The China number was particularly strong, up 11% from the same month a year ago. GM’s U.S. sales have not risen by anything close to that rate this year. It was also much better than the year-to-date figure for China. GM’s sales for the 10-month period was higher by 2.2% to a record 3,130,862.

And some of GM’s weaker brands in the United States did particularly well in China:

Buick, Cadillac, Chevrolet and Baojun had their best ever October sales. SUVs remained the fastest-growing segment for GM, with sales surging 64 percent year over year. Demand for Cadillac luxury vehicles rose 36 percent from a year earlier, making October the brand’s 20th consecutive month of double-digit growth.

Baojun is made by a joint venture among GM, and China’s SAIC Motor and Wuling Automobile.

Cadillac sales have been weak in the United States, where they run far below Mercedes, Audi, BMW and Lexus. The data show how a brand can be transformed from one market to another.

GM faces three hurdles in China. The first is that every major global manufacturer has to look to the world’s largest market for growth. Sales in the United States and Europe have mostly stagnated, although at high levels.

GM also has to contend with local car companies. Although many of these are in joint ventures with outside car companies, there is no guarantee they will not break off on their own and try to take over their own market.

Finally, all car and light truck sales in China are up against the government’s war on air pollution. When large cities have extremely high pollution levels, the government chokes off the number of vehicles that can enter these metro areas.
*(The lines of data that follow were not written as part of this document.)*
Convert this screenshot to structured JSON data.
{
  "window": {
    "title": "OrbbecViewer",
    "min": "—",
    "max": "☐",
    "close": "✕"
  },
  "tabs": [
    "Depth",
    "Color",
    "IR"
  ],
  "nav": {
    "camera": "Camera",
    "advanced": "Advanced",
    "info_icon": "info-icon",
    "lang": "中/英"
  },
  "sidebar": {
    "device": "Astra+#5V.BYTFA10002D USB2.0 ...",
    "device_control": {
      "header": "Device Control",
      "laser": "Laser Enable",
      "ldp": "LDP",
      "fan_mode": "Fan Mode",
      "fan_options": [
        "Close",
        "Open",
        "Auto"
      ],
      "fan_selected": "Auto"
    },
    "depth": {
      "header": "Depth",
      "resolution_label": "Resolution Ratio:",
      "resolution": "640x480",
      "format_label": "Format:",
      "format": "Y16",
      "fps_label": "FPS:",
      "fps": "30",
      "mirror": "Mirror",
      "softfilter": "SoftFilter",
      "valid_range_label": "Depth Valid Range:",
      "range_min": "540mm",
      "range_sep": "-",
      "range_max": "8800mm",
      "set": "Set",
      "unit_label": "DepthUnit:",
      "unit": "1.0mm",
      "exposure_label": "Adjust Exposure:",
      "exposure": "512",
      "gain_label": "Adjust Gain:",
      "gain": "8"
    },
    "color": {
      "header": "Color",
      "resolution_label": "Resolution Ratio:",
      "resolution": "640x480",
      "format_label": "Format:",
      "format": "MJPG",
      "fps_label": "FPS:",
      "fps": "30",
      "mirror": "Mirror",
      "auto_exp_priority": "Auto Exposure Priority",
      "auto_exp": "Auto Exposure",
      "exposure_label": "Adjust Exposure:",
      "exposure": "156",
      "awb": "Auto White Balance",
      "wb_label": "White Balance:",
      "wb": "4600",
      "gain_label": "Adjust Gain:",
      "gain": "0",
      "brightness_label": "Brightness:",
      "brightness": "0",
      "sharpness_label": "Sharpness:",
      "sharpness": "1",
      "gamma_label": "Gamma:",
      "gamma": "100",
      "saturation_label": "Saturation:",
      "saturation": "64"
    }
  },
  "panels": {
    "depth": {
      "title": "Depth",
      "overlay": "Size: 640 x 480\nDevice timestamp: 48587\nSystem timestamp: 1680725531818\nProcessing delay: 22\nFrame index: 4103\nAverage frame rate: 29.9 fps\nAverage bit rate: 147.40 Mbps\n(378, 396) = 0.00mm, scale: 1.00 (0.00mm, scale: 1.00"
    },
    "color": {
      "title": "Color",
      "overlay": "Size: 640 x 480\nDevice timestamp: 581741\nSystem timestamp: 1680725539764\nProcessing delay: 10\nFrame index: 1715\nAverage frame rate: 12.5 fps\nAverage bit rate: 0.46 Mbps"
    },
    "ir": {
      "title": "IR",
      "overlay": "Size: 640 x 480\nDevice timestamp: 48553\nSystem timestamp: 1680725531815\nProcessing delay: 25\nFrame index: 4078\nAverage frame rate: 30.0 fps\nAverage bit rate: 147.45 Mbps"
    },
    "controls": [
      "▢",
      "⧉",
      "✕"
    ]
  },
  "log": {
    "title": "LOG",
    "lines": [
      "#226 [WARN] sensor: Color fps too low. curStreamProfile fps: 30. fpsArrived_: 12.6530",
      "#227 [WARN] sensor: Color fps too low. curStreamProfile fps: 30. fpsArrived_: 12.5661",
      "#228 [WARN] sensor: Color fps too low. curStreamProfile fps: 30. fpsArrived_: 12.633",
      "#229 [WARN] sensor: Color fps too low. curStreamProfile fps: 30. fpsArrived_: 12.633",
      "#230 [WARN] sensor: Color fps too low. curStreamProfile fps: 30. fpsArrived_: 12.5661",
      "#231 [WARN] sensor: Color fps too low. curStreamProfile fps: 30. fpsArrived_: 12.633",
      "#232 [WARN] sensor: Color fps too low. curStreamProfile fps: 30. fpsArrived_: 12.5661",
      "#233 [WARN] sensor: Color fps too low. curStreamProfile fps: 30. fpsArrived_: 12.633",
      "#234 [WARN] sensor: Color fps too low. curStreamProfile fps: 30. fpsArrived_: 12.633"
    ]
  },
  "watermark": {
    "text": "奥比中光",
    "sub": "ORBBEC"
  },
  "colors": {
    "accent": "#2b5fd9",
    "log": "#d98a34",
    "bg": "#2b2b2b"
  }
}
The seeds of China’s industrial strength may undermine sales of one of the largest industrial sectors in the world.

China will continue to be GM’s largest market. Whether it can grow at 11% is another matter.